(SOURCE RECORDS)
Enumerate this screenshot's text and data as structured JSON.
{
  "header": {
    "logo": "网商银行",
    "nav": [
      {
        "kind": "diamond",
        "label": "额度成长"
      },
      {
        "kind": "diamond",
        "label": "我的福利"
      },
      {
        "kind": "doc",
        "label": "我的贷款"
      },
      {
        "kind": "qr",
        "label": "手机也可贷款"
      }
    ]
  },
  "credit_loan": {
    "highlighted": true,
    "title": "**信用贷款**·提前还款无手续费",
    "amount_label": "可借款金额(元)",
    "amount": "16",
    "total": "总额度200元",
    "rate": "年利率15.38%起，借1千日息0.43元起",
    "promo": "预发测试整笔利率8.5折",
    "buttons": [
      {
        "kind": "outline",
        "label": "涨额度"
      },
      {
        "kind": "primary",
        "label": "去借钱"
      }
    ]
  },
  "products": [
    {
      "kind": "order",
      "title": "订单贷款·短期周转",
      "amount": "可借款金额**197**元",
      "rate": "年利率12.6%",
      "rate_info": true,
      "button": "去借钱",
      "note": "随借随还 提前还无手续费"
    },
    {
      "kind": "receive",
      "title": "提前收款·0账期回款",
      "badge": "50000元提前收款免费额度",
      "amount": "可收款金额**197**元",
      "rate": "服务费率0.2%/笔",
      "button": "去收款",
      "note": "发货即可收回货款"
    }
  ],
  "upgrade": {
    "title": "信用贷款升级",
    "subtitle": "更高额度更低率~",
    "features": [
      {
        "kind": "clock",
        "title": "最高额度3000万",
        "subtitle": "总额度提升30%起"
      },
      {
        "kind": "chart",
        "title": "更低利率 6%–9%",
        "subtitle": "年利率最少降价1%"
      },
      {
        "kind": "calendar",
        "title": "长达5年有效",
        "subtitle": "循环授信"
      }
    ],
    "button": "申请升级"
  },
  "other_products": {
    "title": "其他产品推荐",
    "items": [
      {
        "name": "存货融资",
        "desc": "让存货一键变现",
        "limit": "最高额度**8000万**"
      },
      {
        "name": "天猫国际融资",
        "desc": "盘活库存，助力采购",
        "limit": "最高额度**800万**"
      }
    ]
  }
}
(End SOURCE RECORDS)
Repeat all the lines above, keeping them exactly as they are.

Enumerate this screenshot's text and data as structured JSON.
{
  "header": {
    "logo": "网商银行",
    "nav": [
      {
        "kind": "diamond",
        "label": "额度成长"
      },
      {
        "kind": "diamond",
        "label": "我的福利"
      },
      {
        "kind": "doc",
        "label": "我的贷款"
      },
      {
        "kind": "qr",
        "label": "手机也可贷款"
      }
    ]
  },
  "credit_loan": {
    "highlighted": true,
    "title": "**信用贷款**·提前还款无手续费",
    "amount_label": "可借款金额(元)",
    "amount": "16",
    "total": "总额度200元",
    "rate": "年利率15.38%起，借1千日息0.43元起",
    "promo": "预发测试整笔利率8.5折",
    "buttons": [
      {
        "kind": "outline",
        "label": "涨额度"
      },
      {
        "kind": "primary",
        "label": "去借钱"
      }
    ]
  },
  "products": [
    {
      "kind": "order",
      "title": "订单贷款·短期周转",
      "amount": "可借款金额**197**元",
      "rate": "年利率12.6%",
      "rate_info": true,
      "button": "去借钱",
      "note": "随借随还 提前还无手续费"
    },
    {
      "kind": "receive",
      "title": "提前收款·0账期回款",
      "badge": "50000元提前收款免费额度",
      "amount": "可收款金额**197**元",
      "rate": "服务费率0.2%/笔",
      "button": "去收款",
      "note": "发货即可收回货款"
    }
  ],
  "upgrade": {
    "title": "信用贷款升级",
    "subtitle": "更高额度更低率~",
    "features": [
      {
        "kind": "clock",
        "title": "最高额度3000万",
        "subtitle": "总额度提升30%起"
      },
      {
        "kind": "chart",
        "title": "更低利率 6%–9%",
        "subtitle": "年利率最少降价1%"
      },
      {
        "kind": "calendar",
        "title": "长达5年有效",
        "subtitle": "循环授信"
      }
    ],
    "button": "申请升级"
  },
  "other_products": {
    "title": "其他产品推荐",
    "items": [
      {
        "name": "存货融资",
        "desc": "让存货一键变现",
        "limit": "最高额度**8000万**"
      },
      {
        "name": "天猫国际融资",
        "desc": "盘活库存，助力采购",
        "limit": "最高额度**800万**"
      }
    ]
  }
}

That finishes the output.